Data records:
+ + + +

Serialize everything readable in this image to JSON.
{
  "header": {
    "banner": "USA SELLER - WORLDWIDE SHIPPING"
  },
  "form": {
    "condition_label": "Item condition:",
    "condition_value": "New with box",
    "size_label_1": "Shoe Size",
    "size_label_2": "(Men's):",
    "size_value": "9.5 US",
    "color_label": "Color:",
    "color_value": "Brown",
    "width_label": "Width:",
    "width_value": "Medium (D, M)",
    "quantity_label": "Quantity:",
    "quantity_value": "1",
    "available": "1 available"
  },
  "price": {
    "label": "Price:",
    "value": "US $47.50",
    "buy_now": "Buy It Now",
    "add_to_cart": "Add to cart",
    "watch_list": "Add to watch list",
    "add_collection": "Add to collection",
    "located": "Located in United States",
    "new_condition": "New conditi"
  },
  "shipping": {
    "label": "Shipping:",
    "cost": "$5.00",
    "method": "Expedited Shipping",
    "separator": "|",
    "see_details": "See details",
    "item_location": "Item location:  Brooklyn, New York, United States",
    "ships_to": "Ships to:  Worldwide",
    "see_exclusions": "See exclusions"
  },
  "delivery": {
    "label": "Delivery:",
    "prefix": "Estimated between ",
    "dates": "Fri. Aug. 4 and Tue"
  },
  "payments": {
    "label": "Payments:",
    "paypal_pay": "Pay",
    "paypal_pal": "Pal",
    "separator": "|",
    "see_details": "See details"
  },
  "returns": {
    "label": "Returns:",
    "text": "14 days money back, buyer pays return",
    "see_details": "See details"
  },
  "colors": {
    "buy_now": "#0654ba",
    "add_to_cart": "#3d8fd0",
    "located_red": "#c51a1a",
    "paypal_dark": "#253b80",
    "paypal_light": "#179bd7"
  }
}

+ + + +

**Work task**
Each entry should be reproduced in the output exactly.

**Output of the exercise**
Serialize everything readable in this image to JSON.
{
  "header": {
    "banner": "USA SELLER - WORLDWIDE SHIPPING"
  },
  "form": {
    "condition_label": "Item condition:",
    "condition_value": "New with box",
    "size_label_1": "Shoe Size",
    "size_label_2": "(Men's):",
    "size_value": "9.5 US",
    "color_label": "Color:",
    "color_value": "Brown",
    "width_label": "Width:",
    "width_value": "Medium (D, M)",
    "quantity_label": "Quantity:",
    "quantity_value": "1",
    "available": "1 available"
  },
  "price": {
    "label": "Price:",
    "value": "US $47.50",
    "buy_now": "Buy It Now",
    "add_to_cart": "Add to cart",
    "watch_list": "Add to watch list",
    "add_collection": "Add to collection",
    "located": "Located in United States",
    "new_condition": "New conditi"
  },
  "shipping": {
    "label": "Shipping:",
    "cost": "$5.00",
    "method": "Expedited Shipping",
    "separator": "|",
    "see_details": "See details",
    "item_location": "Item location:  Brooklyn, New York, United States",
    "ships_to": "Ships to:  Worldwide",
    "see_exclusions": "See exclusions"
  },
  "delivery": {
    "label": "Delivery:",
    "prefix": "Estimated between ",
    "dates": "Fri. Aug. 4 and Tue"
  },
  "payments": {
    "label": "Payments:",
    "paypal_pay": "Pay",
    "paypal_pal": "Pal",
    "separator": "|",
    "see_details": "See details"
  },
  "returns": {
    "label": "Returns:",
    "text": "14 days money back, buyer pays return",
    "see_details": "See details"
  },
  "colors": {
    "buy_now": "#0654ba",
    "add_to_cart": "#3d8fd0",
    "located_red": "#c51a1a",
    "paypal_dark": "#253b80",
    "paypal_light": "#179bd7"
  }
}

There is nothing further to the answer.